[Data records for software interfaces]
════════════════════
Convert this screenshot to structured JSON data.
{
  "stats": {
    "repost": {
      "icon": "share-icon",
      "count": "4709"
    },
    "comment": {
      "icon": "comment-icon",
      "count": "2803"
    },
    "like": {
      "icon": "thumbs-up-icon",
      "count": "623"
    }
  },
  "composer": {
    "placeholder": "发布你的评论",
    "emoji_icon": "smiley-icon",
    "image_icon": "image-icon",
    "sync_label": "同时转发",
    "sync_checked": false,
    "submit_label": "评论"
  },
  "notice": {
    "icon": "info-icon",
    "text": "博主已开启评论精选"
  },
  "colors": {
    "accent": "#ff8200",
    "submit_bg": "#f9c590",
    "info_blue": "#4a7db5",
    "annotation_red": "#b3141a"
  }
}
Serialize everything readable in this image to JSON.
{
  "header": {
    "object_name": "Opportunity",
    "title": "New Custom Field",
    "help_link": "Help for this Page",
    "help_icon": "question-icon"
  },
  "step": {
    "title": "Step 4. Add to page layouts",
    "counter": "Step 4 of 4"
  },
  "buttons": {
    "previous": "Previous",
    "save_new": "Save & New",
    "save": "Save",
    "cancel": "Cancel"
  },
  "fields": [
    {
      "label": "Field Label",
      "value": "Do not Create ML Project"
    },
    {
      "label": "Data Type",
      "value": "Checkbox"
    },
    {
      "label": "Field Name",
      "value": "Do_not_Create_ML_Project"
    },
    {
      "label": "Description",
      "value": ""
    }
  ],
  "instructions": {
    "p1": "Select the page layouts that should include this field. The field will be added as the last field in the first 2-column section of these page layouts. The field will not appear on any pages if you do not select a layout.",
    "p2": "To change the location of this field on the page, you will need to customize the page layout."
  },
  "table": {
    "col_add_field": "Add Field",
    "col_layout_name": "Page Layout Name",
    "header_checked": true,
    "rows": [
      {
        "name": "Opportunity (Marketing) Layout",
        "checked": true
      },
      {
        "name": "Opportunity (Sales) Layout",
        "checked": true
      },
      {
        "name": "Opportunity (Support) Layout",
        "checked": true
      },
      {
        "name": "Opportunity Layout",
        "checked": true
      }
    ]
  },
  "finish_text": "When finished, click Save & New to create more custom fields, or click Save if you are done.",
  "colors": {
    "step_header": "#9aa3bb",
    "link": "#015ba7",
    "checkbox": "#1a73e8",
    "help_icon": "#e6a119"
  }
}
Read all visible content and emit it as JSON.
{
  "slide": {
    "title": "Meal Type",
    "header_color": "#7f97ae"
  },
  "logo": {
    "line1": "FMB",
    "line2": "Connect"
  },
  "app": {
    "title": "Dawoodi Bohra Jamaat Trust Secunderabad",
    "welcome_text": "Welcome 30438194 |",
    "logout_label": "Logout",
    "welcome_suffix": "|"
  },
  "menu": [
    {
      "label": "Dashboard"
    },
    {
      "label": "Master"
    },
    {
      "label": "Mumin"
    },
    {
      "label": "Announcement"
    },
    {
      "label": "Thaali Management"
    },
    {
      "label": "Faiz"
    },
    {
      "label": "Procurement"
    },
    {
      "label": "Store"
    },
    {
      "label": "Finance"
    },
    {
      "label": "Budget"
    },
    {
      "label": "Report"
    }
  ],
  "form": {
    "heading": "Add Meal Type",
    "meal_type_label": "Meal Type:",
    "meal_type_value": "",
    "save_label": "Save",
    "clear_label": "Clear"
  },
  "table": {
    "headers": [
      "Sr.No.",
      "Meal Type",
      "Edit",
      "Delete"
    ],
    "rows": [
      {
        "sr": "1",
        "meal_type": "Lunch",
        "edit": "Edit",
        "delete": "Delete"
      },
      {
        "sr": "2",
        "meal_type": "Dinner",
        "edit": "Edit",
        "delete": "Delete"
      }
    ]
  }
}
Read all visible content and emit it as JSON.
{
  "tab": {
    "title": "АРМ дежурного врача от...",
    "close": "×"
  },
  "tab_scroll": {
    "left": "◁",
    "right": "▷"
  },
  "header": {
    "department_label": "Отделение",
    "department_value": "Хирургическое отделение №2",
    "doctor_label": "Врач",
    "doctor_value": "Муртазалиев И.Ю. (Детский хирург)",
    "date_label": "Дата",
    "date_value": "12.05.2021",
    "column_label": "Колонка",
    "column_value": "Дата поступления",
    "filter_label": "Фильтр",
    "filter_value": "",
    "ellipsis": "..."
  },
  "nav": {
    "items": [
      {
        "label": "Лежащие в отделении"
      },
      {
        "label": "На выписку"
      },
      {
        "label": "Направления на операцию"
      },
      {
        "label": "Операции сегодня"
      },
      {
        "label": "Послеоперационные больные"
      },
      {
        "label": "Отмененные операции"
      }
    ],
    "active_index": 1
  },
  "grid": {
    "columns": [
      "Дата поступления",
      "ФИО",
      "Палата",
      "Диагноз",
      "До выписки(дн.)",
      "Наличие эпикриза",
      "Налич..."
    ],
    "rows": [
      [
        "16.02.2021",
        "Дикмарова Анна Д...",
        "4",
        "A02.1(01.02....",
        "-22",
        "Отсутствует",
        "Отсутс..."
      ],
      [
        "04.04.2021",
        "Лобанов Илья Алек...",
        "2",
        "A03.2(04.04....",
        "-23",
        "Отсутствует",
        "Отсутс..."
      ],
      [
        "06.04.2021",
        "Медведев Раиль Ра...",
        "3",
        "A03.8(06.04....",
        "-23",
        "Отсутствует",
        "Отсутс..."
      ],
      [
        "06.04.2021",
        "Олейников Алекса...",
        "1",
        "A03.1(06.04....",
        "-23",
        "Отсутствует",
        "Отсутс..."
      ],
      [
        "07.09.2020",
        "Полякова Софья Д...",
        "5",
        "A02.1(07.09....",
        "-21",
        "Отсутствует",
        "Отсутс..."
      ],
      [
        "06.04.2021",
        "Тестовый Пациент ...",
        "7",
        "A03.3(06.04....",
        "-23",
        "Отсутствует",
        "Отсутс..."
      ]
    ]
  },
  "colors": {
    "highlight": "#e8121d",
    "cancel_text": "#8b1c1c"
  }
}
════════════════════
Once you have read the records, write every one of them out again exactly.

Convert this screenshot to structured JSON data.
{
  "stats": {
    "repost": {
      "icon": "share-icon",
      "count": "4709"
    },
    "comment": {
      "icon": "comment-icon",
      "count": "2803"
    },
    "like": {
      "icon": "thumbs-up-icon",
      "count": "623"
    }
  },
  "composer": {
    "placeholder": "发布你的评论",
    "emoji_icon": "smiley-icon",
    "image_icon": "image-icon",
    "sync_label": "同时转发",
    "sync_checked": false,
    "submit_label": "评论"
  },
  "notice": {
    "icon": "info-icon",
    "text": "博主已开启评论精选"
  },
  "colors": {
    "accent": "#ff8200",
    "submit_bg": "#f9c590",
    "info_blue": "#4a7db5",
    "annotation_red": "#b3141a"
  }
}
Serialize everything readable in this image to JSON.
{
  "header": {
    "object_name": "Opportunity",
    "title": "New Custom Field",
    "help_link": "Help for this Page",
    "help_icon": "question-icon"
  },
  "step": {
    "title": "Step 4. Add to page layouts",
    "counter": "Step 4 of 4"
  },
  "buttons": {
    "previous": "Previous",
    "save_new": "Save & New",
    "save": "Save",
    "cancel": "Cancel"
  },
  "fields": [
    {
      "label": "Field Label",
      "value": "Do not Create ML Project"
    },
    {
      "label": "Data Type",
      "value": "Checkbox"
    },
    {
      "label": "Field Name",
      "value": "Do_not_Create_ML_Project"
    },
    {
      "label": "Description",
      "value": ""
    }
  ],
  "instructions": {
    "p1": "Select the page layouts that should include this field. The field will be added as the last field in the first 2-column section of these page layouts. The field will not appear on any pages if you do not select a layout.",
    "p2": "To change the location of this field on the page, you will need to customize the page layout."
  },
  "table": {
    "col_add_field": "Add Field",
    "col_layout_name": "Page Layout Name",
    "header_checked": true,
    "rows": [
      {
        "name": "Opportunity (Marketing) Layout",
        "checked": true
      },
      {
        "name": "Opportunity (Sales) Layout",
        "checked": true
      },
      {
        "name": "Opportunity (Support) Layout",
        "checked": true
      },
      {
        "name": "Opportunity Layout",
        "checked": true
      }
    ]
  },
  "finish_text": "When finished, click Save & New to create more custom fields, or click Save if you are done.",
  "colors": {
    "step_header": "#9aa3bb",
    "link": "#015ba7",
    "checkbox": "#1a73e8",
    "help_icon": "#e6a119"
  }
}
Read all visible content and emit it as JSON.
{
  "slide": {
    "title": "Meal Type",
    "header_color": "#7f97ae"
  },
  "logo": {
    "line1": "FMB",
    "line2": "Connect"
  },
  "app": {
    "title": "Dawoodi Bohra Jamaat Trust Secunderabad",
    "welcome_text": "Welcome 30438194 |",
    "logout_label": "Logout",
    "welcome_suffix": "|"
  },
  "menu": [
    {
      "label": "Dashboard"
    },
    {
      "label": "Master"
    },
    {
      "label": "Mumin"
    },
    {
      "label": "Announcement"
    },
    {
      "label": "Thaali Management"
    },
    {
      "label": "Faiz"
    },
    {
      "label": "Procurement"
    },
    {
      "label": "Store"
    },
    {
      "label": "Finance"
    },
    {
      "label": "Budget"
    },
    {
      "label": "Report"
    }
  ],
  "form": {
    "heading": "Add Meal Type",
    "meal_type_label": "Meal Type:",
    "meal_type_value": "",
    "save_label": "Save",
    "clear_label": "Clear"
  },
  "table": {
    "headers": [
      "Sr.No.",
      "Meal Type",
      "Edit",
      "Delete"
    ],
    "rows": [
      {
        "sr": "1",
        "meal_type": "Lunch",
        "edit": "Edit",
        "delete": "Delete"
      },
      {
        "sr": "2",
        "meal_type": "Dinner",
        "edit": "Edit",
        "delete": "Delete"
      }
    ]
  }
}
Read all visible content and emit it as JSON.
{
  "tab": {
    "title": "АРМ дежурного врача от...",
    "close": "×"
  },
  "tab_scroll": {
    "left": "◁",
    "right": "▷"
  },
  "header": {
    "department_label": "Отделение",
    "department_value": "Хирургическое отделение №2",
    "doctor_label": "Врач",
    "doctor_value": "Муртазалиев И.Ю. (Детский хирург)",
    "date_label": "Дата",
    "date_value": "12.05.2021",
    "column_label": "Колонка",
    "column_value": "Дата поступления",
    "filter_label": "Фильтр",
    "filter_value": "",
    "ellipsis": "..."
  },
  "nav": {
    "items": [
      {
        "label": "Лежащие в отделении"
      },
      {
        "label": "На выписку"
      },
      {
        "label": "Направления на операцию"
      },
      {
        "label": "Операции сегодня"
      },
      {
        "label": "Послеоперационные больные"
      },
      {
        "label": "Отмененные операции"
      }
    ],
    "active_index": 1
  },
  "grid": {
    "columns": [
      "Дата поступления",
      "ФИО",
      "Палата",
      "Диагноз",
      "До выписки(дн.)",
      "Наличие эпикриза",
      "Налич..."
    ],
    "rows": [
      [
        "16.02.2021",
        "Дикмарова Анна Д...",
        "4",
        "A02.1(01.02....",
        "-22",
        "Отсутствует",
        "Отсутс..."
      ],
      [
        "04.04.2021",
        "Лобанов Илья Алек...",
        "2",
        "A03.2(04.04....",
        "-23",
        "Отсутствует",
        "Отсутс..."
      ],
      [
        "06.04.2021",
        "Медведев Раиль Ра...",
        "3",
        "A03.8(06.04....",
        "-23",
        "Отсутствует",
        "Отсутс..."
      ],
      [
        "06.04.2021",
        "Олейников Алекса...",
        "1",
        "A03.1(06.04....",
        "-23",
        "Отсутствует",
        "Отсутс..."
      ],
      [
        "07.09.2020",
        "Полякова Софья Д...",
        "5",
        "A02.1(07.09....",
        "-21",
        "Отсутствует",
        "Отсутс..."
      ],
      [
        "06.04.2021",
        "Тестовый Пациент ...",
        "7",
        "A03.3(06.04....",
        "-23",
        "Отсутствует",
        "Отсутс..."
      ]
    ]
  },
  "colors": {
    "highlight": "#e8121d",
    "cancel_text": "#8b1c1c"
  }
}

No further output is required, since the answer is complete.